Flexibility exercises can aid in improving and maintaining range of motion in a joint or a series of joints. They should be performed in a slow, controlled manner, with a gradual progression made to greater ranges of motion. There are 3 main types of stretching techniques: static, dynamic, and PNF.
The muscle is stretched to a point of mild discomfort and then held at that position for an extended period of time (usually 15-30s).
The characteristics of static flexibility exercise are as follows:
- Low injury risk
- Effective, with little time and assistance required
- Most commonly recommended method
Momentum created by repetitive bouncing movements produces a muscle stretch. However, dynamic flexibility exercises can cause muscle soreness or injury.
Stretching exercises should be performed a minimum of 2-3 days per week. For each stretch, 2-4 repetitions should be performed: 15-30 seconds of static stretching, as well as a 6-second contraction followed by 10-30 seconds of assisted stretching for PNF. These exercises can be effectively included in the warm-up and/or cool-down periods that precede and follow the endurance training exercise programs. A warm-up period should precede stretching exercises in order to elevate muscle temperature.

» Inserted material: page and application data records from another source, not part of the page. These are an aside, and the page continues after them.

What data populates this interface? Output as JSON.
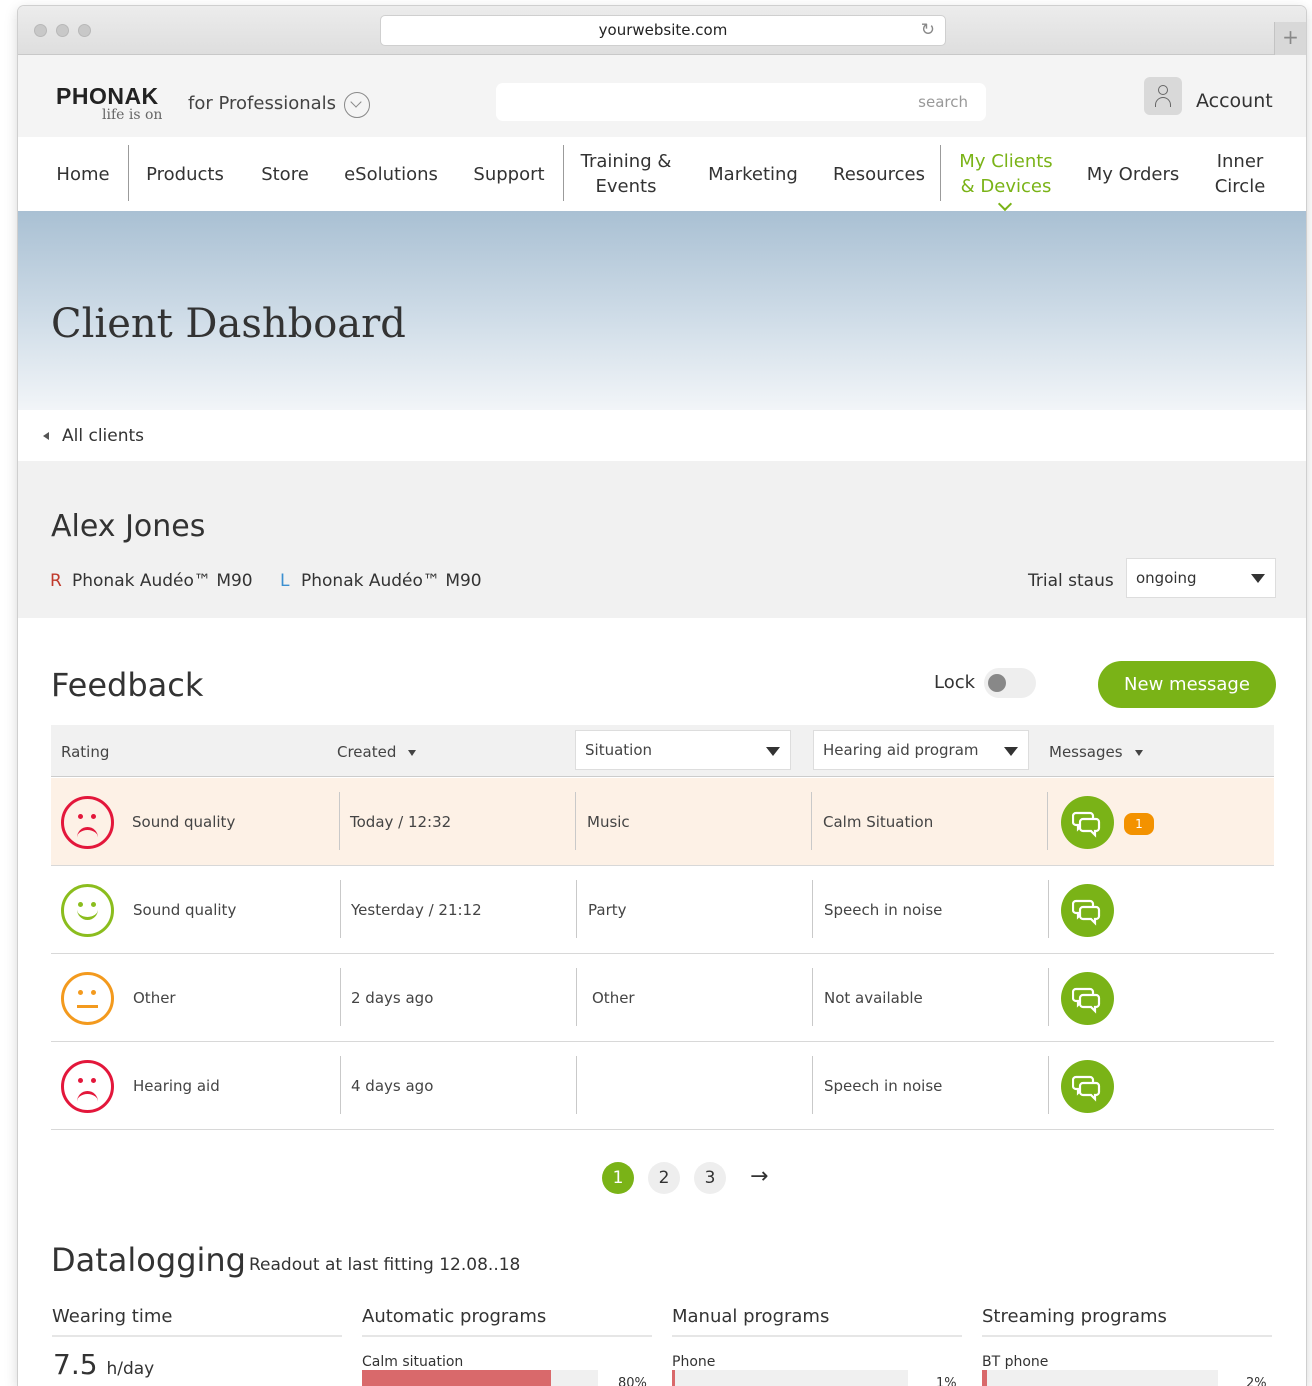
{
  "browser": {
    "url": "yourwebsite.com"
  },
  "header": {
    "logo": "PHONAK",
    "tagline": "life is on",
    "portal": "for Professionals",
    "search_placeholder": "search",
    "account": "Account"
  },
  "nav": {
    "items": [
      {
        "label": "Home"
      },
      {
        "label": "Products"
      },
      {
        "label": "Store"
      },
      {
        "label": "eSolutions"
      },
      {
        "label": "Support"
      },
      {
        "label": "Training &\nEvents"
      },
      {
        "label": "Marketing"
      },
      {
        "label": "Resources"
      },
      {
        "label": "My Clients\n& Devices"
      },
      {
        "label": "My Orders"
      },
      {
        "label": "Inner\nCircle"
      }
    ],
    "active_color": "#7ab317"
  },
  "hero": {
    "title": "Client Dashboard"
  },
  "breadcrumb": {
    "back": "All clients"
  },
  "client": {
    "name": "Alex Jones",
    "right_tag": "R",
    "right_device": "Phonak Audéo™ M90",
    "left_tag": "L",
    "left_device": "Phonak Audéo™ M90",
    "trial_label": "Trial staus",
    "trial_value": "ongoing"
  },
  "feedback": {
    "title": "Feedback",
    "lock_label": "Lock",
    "new_message": "New message",
    "columns": {
      "rating": "Rating",
      "created": "Created",
      "situation": "Situation",
      "program": "Hearing aid program",
      "messages": "Messages"
    },
    "rows": [
      {
        "rating": "Sound quality",
        "face": "sad-red",
        "created": "Today / 12:32",
        "situation": "Music",
        "program": "Calm Situation",
        "badge": "1"
      },
      {
        "rating": "Sound quality",
        "face": "happy-green",
        "created": "Yesterday / 21:12",
        "situation": "Party",
        "program": "Speech in noise",
        "badge": ""
      },
      {
        "rating": "Other",
        "face": "neutral-orange",
        "created": "2 days ago",
        "situation": "Other",
        "program": "Not available",
        "badge": ""
      },
      {
        "rating": "Hearing aid",
        "face": "sad-red",
        "created": "4 days ago",
        "situation": "",
        "program": "Speech in noise",
        "badge": ""
      }
    ],
    "pages": [
      "1",
      "2",
      "3"
    ],
    "next": "→"
  },
  "datalogging": {
    "title": "Datalogging",
    "subtitle": "Readout at last fitting 12.08..18",
    "wearing": {
      "title": "Wearing time",
      "value": "7.5",
      "unit": "h/day"
    },
    "automatic": {
      "title": "Automatic programs",
      "item": "Calm situation",
      "pct": "80%",
      "fraction": 0.8
    },
    "manual": {
      "title": "Manual programs",
      "item": "Phone",
      "pct": "1%",
      "fraction": 0.01
    },
    "streaming": {
      "title": "Streaming programs",
      "item": "BT phone",
      "pct": "2%",
      "fraction": 0.02
    }
  }
}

A systematic review examined the effect of acute static stretch on maximal muscle performance during preexercise routines. The authors found that stretch durations of less than 30 seconds (pooled estimate, -1.1% ± 1.8%) and 30-45 seconds (pooled estimate, -4.2% ± 2.7%) did not result in a meaningful reduction in muscular performance following these preexercise routines. However, they did find a moderate detrimental effect (61%) on peak performance with stretch durations of more than 60 seconds. Yoga, tai chi, and Pilates are techniques that can also be used to improve joint flexibility.